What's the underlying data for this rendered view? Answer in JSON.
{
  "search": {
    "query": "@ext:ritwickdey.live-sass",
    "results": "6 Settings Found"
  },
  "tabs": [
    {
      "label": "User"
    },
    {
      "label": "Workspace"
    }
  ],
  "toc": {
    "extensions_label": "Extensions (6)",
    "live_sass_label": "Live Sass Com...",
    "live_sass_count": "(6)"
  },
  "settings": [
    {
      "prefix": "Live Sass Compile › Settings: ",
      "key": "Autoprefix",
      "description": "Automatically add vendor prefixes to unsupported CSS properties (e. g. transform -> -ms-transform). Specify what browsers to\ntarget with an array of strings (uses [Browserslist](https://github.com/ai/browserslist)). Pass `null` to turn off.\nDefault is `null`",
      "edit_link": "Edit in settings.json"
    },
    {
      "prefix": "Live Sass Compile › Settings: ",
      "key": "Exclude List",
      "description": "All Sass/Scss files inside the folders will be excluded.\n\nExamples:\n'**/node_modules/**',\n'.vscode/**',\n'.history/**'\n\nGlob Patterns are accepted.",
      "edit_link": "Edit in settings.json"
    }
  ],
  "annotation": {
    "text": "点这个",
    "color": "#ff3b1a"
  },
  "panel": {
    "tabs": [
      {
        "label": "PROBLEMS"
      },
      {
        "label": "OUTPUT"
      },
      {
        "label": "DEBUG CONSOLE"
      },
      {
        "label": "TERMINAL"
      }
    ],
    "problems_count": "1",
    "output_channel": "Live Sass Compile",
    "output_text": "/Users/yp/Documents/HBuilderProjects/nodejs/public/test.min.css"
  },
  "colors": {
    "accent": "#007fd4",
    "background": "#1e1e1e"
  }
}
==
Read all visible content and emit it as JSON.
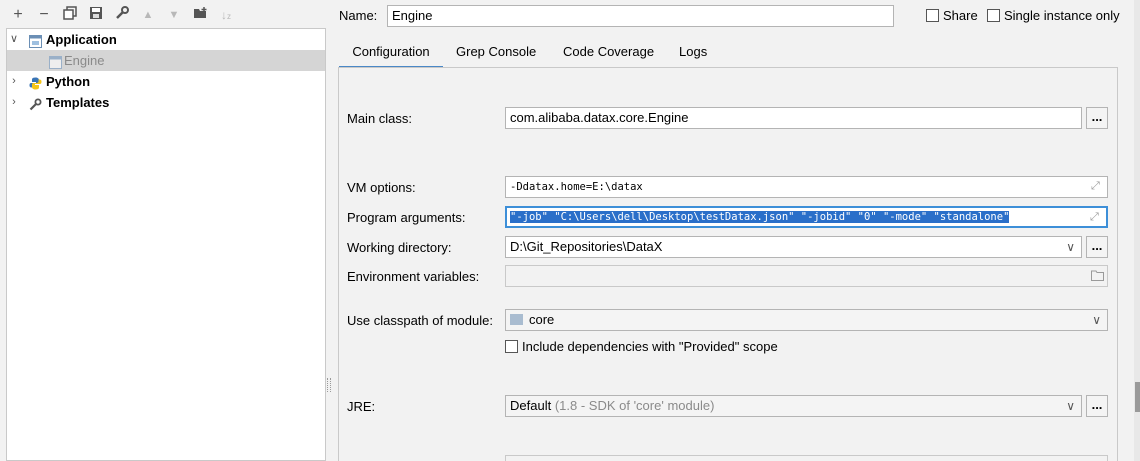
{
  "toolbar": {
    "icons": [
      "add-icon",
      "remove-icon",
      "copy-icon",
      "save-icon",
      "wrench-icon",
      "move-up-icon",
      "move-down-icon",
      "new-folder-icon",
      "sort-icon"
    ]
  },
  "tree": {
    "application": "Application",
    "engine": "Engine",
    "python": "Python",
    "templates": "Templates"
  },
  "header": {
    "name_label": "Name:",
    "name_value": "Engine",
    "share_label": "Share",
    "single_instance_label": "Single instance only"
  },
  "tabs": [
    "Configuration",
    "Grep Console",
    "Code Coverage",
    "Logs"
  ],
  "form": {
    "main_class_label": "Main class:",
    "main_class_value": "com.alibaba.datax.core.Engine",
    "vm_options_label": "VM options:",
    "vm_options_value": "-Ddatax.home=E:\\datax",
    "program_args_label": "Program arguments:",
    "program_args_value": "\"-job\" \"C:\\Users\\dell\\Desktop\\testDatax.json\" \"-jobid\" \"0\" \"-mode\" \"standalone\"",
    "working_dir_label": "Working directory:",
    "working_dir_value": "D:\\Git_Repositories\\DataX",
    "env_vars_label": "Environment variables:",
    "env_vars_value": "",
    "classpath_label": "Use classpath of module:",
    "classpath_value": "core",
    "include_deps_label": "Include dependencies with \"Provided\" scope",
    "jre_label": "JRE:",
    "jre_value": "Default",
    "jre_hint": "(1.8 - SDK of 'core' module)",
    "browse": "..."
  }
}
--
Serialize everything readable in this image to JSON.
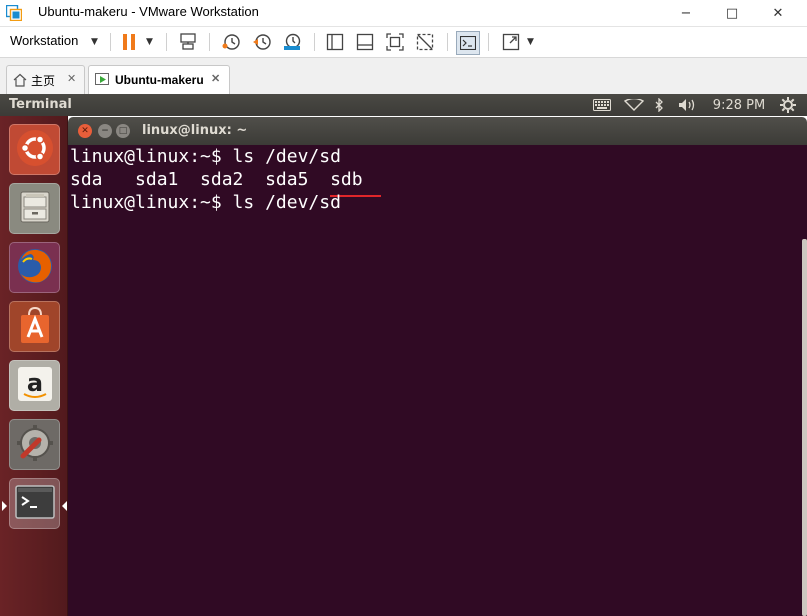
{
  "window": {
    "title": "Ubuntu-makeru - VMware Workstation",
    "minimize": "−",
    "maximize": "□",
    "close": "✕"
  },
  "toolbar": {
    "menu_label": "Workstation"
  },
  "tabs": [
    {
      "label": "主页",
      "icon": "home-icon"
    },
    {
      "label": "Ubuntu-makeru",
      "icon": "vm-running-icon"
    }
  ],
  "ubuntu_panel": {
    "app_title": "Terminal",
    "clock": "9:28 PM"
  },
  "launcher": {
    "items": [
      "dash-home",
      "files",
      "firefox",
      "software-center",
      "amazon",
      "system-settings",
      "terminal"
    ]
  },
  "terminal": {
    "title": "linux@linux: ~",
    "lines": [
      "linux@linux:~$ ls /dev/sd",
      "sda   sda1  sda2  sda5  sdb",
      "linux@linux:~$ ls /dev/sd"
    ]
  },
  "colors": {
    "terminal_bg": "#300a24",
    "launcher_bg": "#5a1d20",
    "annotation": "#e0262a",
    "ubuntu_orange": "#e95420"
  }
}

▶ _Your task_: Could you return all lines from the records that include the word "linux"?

▶ _Reply_:
    "title": "linux@linux: ~",
      "linux@linux:~$ ls /dev/sd",
      "linux@linux:~$ ls /dev/sd"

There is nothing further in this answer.